delhi Updated: Oct 03, 2010 23:46 IST
Bharati Chaturvedi
Bharati Chaturvedi
Hindustan Times
Highlight Story

The Games have begun. Reports are the builders of the Commonwealth Games Village may not receive back the R200 crore they deposited, because of their sloppy work. If this happens, what can we use the funds for? My solution is to split it into two.

The first, about R100 crores, should be invested in making amends for the un-greening of the city. The 1,500 blueline buses laid off during the Games should now be greened and doubled. Vendors, who use non-motorised carts, should be greened too and infrastructure for them should be improved. Other workers who contribute to the city should be included though green planning. And finally, we should identify the 25 most used public sites and convert them to alternative energy sources.

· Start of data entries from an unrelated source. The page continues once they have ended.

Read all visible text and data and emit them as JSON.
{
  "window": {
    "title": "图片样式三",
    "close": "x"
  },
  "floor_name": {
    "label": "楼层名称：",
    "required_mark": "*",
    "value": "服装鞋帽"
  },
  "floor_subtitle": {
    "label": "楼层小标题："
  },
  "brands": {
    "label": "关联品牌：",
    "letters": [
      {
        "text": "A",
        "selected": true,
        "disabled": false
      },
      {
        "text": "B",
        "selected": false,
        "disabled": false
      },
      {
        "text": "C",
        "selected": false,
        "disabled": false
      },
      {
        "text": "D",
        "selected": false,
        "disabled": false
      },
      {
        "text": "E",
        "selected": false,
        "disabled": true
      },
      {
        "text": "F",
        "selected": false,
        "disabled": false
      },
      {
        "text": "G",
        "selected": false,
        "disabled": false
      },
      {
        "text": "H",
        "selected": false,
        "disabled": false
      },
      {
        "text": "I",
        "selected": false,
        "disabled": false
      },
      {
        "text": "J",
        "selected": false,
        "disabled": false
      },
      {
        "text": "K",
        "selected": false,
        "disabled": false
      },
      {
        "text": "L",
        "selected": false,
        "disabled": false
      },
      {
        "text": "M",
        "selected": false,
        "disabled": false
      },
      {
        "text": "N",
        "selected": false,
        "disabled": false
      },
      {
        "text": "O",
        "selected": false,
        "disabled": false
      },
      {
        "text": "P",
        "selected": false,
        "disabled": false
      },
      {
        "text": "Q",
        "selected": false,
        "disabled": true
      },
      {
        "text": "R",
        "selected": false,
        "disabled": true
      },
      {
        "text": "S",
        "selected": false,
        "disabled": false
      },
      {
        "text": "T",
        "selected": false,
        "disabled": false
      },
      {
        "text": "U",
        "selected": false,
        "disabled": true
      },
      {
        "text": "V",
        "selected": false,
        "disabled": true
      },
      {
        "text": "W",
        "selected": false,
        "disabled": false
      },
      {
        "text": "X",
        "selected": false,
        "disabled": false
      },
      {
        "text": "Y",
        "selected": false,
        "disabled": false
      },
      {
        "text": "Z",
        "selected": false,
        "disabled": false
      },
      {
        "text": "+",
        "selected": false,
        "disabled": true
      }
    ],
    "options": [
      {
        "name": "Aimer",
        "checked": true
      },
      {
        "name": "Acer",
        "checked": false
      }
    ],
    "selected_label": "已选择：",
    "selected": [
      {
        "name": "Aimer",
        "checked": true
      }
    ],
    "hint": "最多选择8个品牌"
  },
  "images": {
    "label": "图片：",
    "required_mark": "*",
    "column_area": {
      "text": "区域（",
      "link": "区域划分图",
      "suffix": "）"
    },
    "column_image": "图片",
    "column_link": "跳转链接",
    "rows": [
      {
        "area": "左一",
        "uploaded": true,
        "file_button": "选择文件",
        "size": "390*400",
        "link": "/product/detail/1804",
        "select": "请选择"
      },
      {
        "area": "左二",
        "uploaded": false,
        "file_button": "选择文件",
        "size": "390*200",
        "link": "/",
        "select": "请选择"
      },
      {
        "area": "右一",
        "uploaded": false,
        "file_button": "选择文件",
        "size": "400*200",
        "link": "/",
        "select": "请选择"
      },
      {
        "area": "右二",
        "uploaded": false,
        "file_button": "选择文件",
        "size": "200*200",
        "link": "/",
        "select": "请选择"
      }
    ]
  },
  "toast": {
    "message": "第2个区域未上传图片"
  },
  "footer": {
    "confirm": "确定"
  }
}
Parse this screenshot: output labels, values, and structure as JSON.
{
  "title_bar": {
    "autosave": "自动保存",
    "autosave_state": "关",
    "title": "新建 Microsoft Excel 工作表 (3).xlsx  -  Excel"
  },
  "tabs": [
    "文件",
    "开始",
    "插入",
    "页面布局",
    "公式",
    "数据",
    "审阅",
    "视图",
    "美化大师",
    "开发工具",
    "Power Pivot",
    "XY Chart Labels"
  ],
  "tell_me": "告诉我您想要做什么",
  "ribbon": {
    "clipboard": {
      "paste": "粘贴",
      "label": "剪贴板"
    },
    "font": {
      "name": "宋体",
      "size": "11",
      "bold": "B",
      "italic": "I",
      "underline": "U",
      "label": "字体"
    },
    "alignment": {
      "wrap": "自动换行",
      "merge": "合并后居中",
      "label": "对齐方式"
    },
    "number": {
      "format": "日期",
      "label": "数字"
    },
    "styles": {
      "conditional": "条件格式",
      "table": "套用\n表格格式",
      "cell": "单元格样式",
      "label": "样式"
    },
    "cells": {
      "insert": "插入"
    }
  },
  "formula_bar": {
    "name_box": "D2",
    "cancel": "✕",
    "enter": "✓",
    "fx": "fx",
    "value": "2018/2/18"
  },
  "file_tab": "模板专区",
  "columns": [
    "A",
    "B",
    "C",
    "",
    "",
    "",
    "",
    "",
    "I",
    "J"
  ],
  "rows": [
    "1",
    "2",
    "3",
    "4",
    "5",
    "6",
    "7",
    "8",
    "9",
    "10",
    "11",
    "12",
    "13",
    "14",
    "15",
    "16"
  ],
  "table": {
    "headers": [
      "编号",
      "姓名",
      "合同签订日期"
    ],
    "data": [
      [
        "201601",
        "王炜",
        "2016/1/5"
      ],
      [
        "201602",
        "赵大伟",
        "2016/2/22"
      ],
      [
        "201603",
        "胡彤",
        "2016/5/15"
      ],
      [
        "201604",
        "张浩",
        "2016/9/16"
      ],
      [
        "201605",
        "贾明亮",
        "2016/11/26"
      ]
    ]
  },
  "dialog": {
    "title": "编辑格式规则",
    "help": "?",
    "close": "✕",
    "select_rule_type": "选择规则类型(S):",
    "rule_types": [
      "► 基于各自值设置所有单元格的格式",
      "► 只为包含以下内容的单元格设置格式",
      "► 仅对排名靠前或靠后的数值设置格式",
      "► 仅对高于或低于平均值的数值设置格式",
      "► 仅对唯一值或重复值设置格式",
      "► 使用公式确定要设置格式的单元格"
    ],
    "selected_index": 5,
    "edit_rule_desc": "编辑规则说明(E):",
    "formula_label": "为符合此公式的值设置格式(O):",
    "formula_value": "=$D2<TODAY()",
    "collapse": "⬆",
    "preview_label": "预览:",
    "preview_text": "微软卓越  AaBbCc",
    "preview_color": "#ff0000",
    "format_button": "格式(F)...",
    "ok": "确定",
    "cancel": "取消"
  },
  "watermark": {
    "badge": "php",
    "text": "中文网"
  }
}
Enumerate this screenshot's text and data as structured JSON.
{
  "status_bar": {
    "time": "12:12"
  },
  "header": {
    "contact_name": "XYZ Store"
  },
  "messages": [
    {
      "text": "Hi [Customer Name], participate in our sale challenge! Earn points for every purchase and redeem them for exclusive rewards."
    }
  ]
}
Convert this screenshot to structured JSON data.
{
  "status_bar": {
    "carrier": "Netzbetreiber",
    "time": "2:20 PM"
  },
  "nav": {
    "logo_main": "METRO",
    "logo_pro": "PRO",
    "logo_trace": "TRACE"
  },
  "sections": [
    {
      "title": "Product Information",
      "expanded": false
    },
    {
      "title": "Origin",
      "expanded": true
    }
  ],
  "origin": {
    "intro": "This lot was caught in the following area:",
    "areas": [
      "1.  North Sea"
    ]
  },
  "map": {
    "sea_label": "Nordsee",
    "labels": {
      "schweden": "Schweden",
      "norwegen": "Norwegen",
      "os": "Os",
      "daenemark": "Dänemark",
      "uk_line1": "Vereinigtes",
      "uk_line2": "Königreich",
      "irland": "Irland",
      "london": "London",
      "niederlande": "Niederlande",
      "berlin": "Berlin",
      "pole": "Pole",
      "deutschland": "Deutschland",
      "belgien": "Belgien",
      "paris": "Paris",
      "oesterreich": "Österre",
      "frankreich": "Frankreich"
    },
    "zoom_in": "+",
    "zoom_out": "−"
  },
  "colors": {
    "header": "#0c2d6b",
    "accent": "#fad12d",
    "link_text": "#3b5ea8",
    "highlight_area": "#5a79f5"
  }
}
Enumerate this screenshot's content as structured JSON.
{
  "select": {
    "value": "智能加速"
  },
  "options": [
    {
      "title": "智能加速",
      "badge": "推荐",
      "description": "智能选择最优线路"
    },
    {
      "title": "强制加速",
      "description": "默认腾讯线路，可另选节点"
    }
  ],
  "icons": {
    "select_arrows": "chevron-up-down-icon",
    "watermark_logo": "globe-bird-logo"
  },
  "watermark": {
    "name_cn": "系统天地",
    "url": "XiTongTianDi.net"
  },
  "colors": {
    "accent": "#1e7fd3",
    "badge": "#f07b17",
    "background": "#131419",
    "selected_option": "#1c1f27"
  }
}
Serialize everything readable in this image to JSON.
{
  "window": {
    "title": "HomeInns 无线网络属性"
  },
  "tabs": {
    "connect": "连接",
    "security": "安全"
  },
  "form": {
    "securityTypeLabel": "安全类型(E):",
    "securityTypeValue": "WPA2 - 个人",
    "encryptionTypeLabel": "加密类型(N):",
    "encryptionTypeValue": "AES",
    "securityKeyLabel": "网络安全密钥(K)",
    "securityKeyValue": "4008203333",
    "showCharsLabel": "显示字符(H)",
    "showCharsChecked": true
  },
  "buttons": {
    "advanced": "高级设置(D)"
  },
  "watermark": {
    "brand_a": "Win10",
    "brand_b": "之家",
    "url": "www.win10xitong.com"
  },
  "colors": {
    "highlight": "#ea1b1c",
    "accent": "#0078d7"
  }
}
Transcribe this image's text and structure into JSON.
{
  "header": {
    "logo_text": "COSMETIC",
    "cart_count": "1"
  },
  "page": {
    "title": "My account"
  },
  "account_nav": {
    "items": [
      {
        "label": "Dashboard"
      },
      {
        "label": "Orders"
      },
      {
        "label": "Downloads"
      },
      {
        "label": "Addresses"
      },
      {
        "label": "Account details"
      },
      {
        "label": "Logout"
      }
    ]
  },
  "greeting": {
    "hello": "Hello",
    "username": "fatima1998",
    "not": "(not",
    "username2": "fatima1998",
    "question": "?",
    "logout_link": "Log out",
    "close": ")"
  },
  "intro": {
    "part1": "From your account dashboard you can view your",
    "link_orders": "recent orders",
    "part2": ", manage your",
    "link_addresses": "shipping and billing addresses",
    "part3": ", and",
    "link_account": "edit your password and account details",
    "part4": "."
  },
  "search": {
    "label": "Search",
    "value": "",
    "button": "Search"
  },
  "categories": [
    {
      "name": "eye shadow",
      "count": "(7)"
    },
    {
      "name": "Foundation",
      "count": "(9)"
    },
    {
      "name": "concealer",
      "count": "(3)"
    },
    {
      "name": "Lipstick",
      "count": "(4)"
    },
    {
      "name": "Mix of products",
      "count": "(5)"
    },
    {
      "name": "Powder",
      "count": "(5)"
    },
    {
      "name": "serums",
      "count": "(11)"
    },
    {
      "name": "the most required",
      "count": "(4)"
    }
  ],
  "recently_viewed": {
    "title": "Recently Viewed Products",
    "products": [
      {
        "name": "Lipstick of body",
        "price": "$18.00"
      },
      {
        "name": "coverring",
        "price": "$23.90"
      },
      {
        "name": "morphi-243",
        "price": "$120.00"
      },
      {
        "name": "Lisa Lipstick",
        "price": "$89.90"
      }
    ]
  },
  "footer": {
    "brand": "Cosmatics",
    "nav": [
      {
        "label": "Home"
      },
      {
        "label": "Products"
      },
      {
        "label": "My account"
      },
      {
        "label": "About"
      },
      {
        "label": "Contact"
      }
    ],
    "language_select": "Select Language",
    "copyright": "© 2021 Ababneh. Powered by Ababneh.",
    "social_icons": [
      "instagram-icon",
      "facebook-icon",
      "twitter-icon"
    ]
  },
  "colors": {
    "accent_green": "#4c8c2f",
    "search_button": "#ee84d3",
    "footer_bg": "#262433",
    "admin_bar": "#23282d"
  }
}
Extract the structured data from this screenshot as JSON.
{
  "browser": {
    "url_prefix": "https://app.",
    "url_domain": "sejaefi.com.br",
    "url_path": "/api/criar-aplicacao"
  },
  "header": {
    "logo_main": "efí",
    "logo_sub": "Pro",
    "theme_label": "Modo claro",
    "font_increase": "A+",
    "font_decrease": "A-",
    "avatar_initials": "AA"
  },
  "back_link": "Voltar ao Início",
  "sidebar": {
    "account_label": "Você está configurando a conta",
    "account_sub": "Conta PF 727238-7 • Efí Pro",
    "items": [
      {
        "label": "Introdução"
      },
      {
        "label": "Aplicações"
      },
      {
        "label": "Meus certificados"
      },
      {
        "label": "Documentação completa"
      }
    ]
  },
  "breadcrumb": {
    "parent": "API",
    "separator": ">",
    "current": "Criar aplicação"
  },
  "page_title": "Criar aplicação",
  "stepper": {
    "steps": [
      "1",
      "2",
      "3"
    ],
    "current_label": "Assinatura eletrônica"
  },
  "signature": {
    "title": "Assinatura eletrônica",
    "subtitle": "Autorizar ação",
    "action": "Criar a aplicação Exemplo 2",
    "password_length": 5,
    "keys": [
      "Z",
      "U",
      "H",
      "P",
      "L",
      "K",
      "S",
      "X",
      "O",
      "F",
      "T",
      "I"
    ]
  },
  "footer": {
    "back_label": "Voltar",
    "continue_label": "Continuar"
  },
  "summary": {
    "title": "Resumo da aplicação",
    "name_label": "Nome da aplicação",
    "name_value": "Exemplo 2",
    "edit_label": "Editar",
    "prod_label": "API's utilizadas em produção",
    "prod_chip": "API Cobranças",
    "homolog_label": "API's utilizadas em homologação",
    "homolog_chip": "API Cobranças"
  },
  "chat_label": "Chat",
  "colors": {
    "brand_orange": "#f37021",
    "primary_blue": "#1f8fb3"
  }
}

The second chunk of Rs 100 crores should be spent making high-quality, climate response housing for the slum dwellers. In particular, people around the Games venues who were forced to leave and lose their incomes. I would have liked to suggest bringing down the Games village as a way to free up the Yamuna banks, but it won’t happen. Instead, the village can be a slum rehabilitation site.

Even if the CWG could not be sustainable, it’s legacy can do better.

Ignore the Drab Walls

It’s the time of year when homes are beautified. Before painting the house, ask if you can do without it? A new study by Dr Weisskopf and his colleagues, finds exposure to lead during our lifetime increases the chances of getting Parkinson’s disease.

Most paint contains lead and the dust enters our bodies. Although the causes of Parkinson’s are unclear, it is likely a combination of genetics and toxics. Lead harms the nervous system, also the system Parkinson’s targets. Avoiding lead exposure is key to an active mind. If you don’t know where to start — try using paints without lead, or skip painting entirely.